Donald Trump wasn’t the only one who turned up missing in the Republican Debate in Iowa. There was also Ron Paul, the ex-congressman from Texas who’s not running this year but who, only four years ago, was polling head to head in a theoretical general election against President Obama. By far the best part of the exchange last night was when Bret Baier asked Senator Rand Paul: “So did you make a mistake by not fully — more fully — embracing your father politically at the beginning of this campaign?”
What prompted Mr. Baier’s question — one of the shrewdest of the entire race — is a campaign video of Senator Cruz saying that the Texan is, as Mr. Baier put it, “the intellectual and political heir to your father’s 2012 campaign and the liberty movement. And your father now says it’s realistic that Donald Trump will be your party’s nominee.” It happens that we’ve been waiting for months for someone to ask that question of the senator from Kentucky who spent his formative years in politics campaigning for his father.
“There’s probably no person I respect more in the country or in recent history than my father,” Rand Paul replied. “I think he was probably the most honest man in politics that we’ve ever seen in a generation. And so in no way have I ever said that I don’t embrace my father or love my father or appreciate everything that he has done for the country. I think what’s interesting about where that liberty vote goes that my father brought to the Republican Party is, I don’t think they’re necessarily going to go for Ted.”
“You know, Ted didn’t show up. We had an audit-the-Fed vote, which was the biggest thing my dad had been advocating for for 30 years. Ted didn’t have time to show up. He was the only Republican that didn’t show up for it. And so I think really that vote is going to stay in the Paul household.

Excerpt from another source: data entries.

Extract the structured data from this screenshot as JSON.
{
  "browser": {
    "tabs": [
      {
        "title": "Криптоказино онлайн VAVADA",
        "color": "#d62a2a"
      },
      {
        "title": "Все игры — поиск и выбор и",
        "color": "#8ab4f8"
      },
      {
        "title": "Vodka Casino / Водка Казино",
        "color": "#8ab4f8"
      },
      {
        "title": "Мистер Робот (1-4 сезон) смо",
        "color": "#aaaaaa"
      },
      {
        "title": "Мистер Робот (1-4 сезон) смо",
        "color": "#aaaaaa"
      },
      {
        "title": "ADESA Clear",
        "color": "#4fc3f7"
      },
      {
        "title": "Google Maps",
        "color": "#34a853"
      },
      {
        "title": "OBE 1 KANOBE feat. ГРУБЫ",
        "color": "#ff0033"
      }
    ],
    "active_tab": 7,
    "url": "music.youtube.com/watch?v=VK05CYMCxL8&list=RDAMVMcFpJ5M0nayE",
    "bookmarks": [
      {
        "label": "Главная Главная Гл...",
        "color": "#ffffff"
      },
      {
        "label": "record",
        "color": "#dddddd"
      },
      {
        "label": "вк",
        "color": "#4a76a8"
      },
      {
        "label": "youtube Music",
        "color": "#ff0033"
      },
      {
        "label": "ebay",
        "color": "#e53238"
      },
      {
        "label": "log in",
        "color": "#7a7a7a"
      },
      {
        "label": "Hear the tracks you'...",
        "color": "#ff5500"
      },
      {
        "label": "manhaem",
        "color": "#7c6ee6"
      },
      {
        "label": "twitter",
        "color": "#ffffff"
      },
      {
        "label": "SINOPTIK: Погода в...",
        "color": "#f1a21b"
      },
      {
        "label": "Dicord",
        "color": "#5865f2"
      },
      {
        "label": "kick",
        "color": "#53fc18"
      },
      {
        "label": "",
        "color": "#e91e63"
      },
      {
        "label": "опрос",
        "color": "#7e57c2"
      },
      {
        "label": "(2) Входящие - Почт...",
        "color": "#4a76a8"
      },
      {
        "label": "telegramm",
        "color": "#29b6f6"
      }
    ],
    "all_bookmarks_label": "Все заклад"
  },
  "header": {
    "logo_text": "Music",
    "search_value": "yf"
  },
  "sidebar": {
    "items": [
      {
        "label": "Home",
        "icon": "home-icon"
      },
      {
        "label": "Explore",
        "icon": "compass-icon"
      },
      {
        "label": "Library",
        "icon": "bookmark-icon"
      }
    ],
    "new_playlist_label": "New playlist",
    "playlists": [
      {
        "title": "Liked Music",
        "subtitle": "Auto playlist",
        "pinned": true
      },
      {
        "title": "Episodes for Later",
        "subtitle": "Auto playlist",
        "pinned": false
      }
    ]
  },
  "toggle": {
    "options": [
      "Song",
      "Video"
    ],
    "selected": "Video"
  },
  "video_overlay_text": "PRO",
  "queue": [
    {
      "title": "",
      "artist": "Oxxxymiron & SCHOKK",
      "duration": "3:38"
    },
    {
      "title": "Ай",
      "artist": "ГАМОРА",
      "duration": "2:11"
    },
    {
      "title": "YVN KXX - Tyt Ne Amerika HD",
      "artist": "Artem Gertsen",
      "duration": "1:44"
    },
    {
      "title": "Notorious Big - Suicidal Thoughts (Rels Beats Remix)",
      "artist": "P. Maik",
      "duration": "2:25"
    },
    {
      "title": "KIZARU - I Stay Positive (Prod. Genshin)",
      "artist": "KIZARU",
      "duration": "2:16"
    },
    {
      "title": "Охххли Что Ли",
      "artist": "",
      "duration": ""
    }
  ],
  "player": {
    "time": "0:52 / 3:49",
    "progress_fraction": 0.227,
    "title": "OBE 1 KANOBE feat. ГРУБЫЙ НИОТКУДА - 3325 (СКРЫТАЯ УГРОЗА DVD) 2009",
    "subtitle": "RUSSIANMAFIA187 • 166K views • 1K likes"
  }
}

I think more of it is coming and it’s going to grow. The NSA is another big issue. Ted said he was for NSA reform, but then he told Marco Rubio, no, no, no, I voted for the bill because I’m for the government collecting 100% of your cell phone records.”
It happens that we spent the hour before the debate reading Ben Bernanke’s blog post warning against “Audit the Fed,” which is known as S. 2322, or the Federal Reserve Transparency Act, and is now before Senate. Mr. Bernanke makes much of the fact that what the Congress seeks is not a normal type of audit (the Fed already has Deloitte and Touche do that). Audit the Fed would set up permanent oversight by the Congress of the Fed’s formation of monetary policy, a demarche that Mr. Bernanke sees as compromising the Fed’s independence.
What a moment that could have been for Mr. Cruz, even if he couldn’t get back to vote, to give a major speech, laying this whole question out for the American people. The fact is that the congressional majority which wants this bill is one hundred percent right as rain about the constitutional question. One hundred percent of the monetary powers granted in the Constitution are granted to — and solely to — the Congress of the United States. What Ron Paul launched with Audit the Fed is a battle for a constitutional correction.
It is a battle to end the nation’s experiment in fiat money, a system of limitless dollars issued by the Federal Reserve that has created the historically high rates of un- and under-employment, of inequality unimaginable to earlier generations, and of rising personal bankruptcy rates, among other evils. It is also a battle to rein in the rapidly expanding federal government, curb the vast deficits, and start paying down the national debt. Heroic as Mr. Cruz has been in initiating the gold part of this conversation, what Ron Paul taught is the importance of sticking with it at every turn.
What a moment, too, for Senator Rubio. His contribution is, and ought to be, on the foreign policy side of this. The New York Sun agrees with Drs. Paul and Mr. Cruz right down the line on the monetary question. But we regard the debate over the Fourth Amendment as off the point; we don’t see the government’s methods of requiring metadata collection from private phone companies it licenses under its granted power to regulate inter-state commerce — we don’t see this as the kind of general warrant that the Founders feared. Let Mr. Rubio unpack this if Messrs. Cruz and Rand Paul won’t. Opportunity knocks.
That it takes three senators to pick up the issues that Ron Paul brought to our national debate is something to think about, but there it is. The missing man last night was not Donald Trump, whose absence led to a more discursive, issue-oriented exchange. The missing man is the physician-turned-philosopher who electrified the Republican primary in 2012 by emerging from the study where he spends his hours with the great economists and the authors of the Constitution and talking American principles to the American people.